- E12-07-109: Polarization transfer in elastic electron-proton scattering up to Q2=12 GeV2. 45 PAC days, "A-" scientific rating. Professor Puckett is a co-spokesperson.
- Jeopardy proposal update to JLab PAC47, re-approved without changes.
- E12-09-016: Neutron electric form factor to Q2=10.2 GeV2. 50 PAC days, "A-" scientific rating.
- E12-09-018: Semi-Inclusive Deep-Inelastic Scattering on a transversely polarized Helium-3 target. 64 PAC days, "A-" scientific rating. Professor Puckett is a co-spokesperson
- E12-09-019: Neutron magnetic form factor to Q2=13.5 GeV2. 25 PAC days, "B+" scientific rating.
- E12-17-004: Neutron electric form factor to Q2=4.5 GeV2 by recoil polarization. 5 PAC days, "A-" scientific rating.
- C12-15-006: Pion structure function via tagged deep-inelastic scattering. 27 PAC days ("C1" conditionally approved), "A-" scientific rating.
The responsibilities of my research group in the SBS collaboration include the preparation of a Ring-Imaging Cherenkov (RICH) detector that will be used for charged particle identification in two of the five experiments and the development of Monte Carlo simulations, event reconstruction and data analysis software for all five experiments. The precision studies of nucleon structure embodied by the SBS program are only possible at CEBAF and carry significant potential for the discovery of new effects and phenomena in nuclear and hadronic physics.
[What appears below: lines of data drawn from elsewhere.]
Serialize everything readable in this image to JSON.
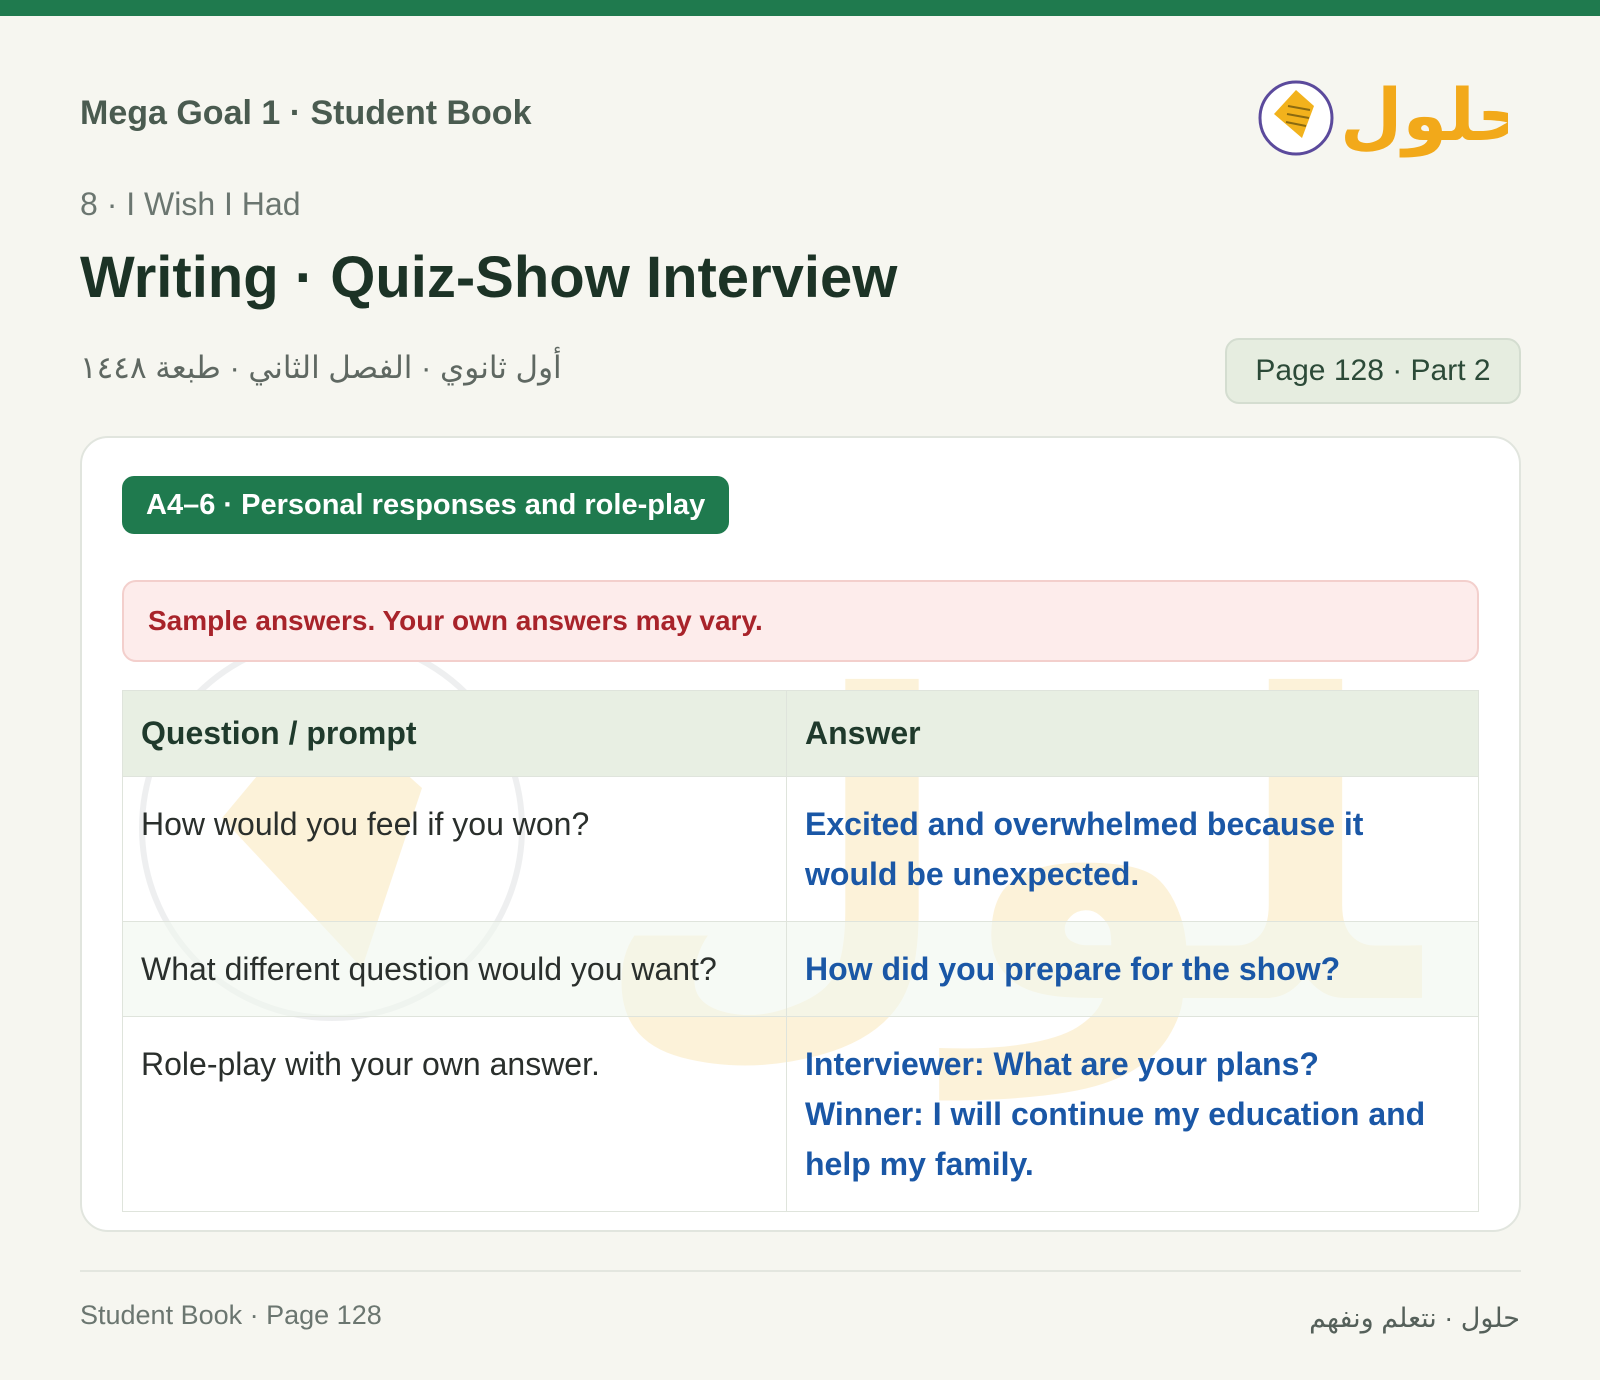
{
  "header": {
    "book_title": "Mega Goal 1 · Student Book",
    "unit": "8 · I Wish I Had",
    "page_title": "Writing · Quiz-Show Interview",
    "arabic_info": "أول ثانوي · الفصل الثاني · طبعة ١٤٤٨",
    "page_badge": "Page 128 · Part 2",
    "logo_text": "حلول"
  },
  "section": {
    "label": "A4–6 · Personal responses and role-play",
    "note": "Sample answers. Your own answers may vary."
  },
  "table": {
    "headers": [
      "Question / prompt",
      "Answer"
    ],
    "rows": [
      {
        "question": "How would you feel if you won?",
        "answer": [
          "Excited and overwhelmed because it would be unexpected."
        ]
      },
      {
        "question": "What different question would you want?",
        "answer": [
          "How did you prepare for the show?"
        ]
      },
      {
        "question": "Role-play with your own answer.",
        "answer": [
          "Interviewer: What are your plans?",
          "Winner: I will continue my education and help my family."
        ]
      }
    ]
  },
  "footer": {
    "left": "Student Book · Page 128",
    "right": "حلول · نتعلم ونفهم"
  },
  "colors": {
    "accent": "#1f7a4e",
    "answer": "#1a57a6",
    "note_text": "#a8232a",
    "note_bg": "#fdeceb",
    "header_bg": "#e8efe3",
    "logo_gold": "#f2b21c"
  }
}
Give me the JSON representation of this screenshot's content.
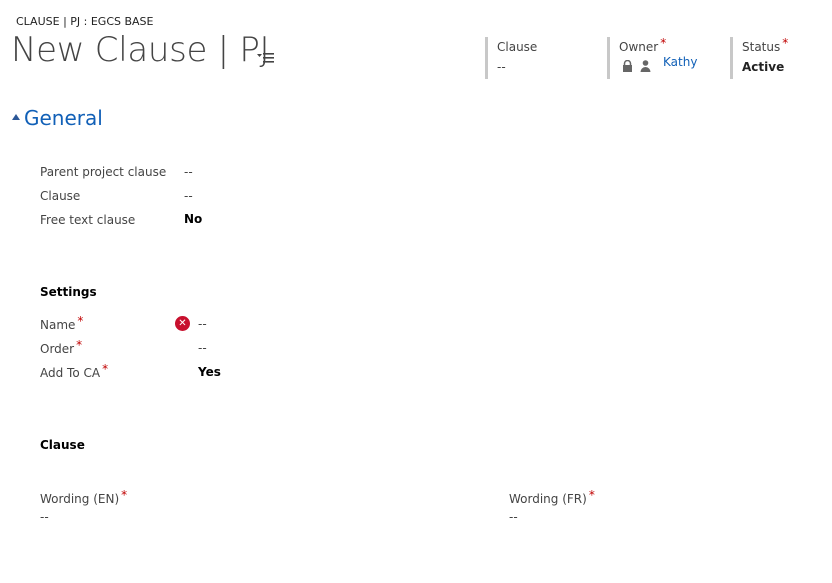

The first SBS experiment to run will be the neutron magnetic form factor measurement (E12-09-019; aka "GMN"). The GMN collaboration passed JLab's experimental readiness review process in 2017, allowing E12-09-019 to be tentatively scheduled for beam in 2020. Professor Puckett’s research is supported by the US Department of Energy Office of Science (Early Career Research Program), the Thomas Jefferson National Accelerator Facility, and the University of Connecticut.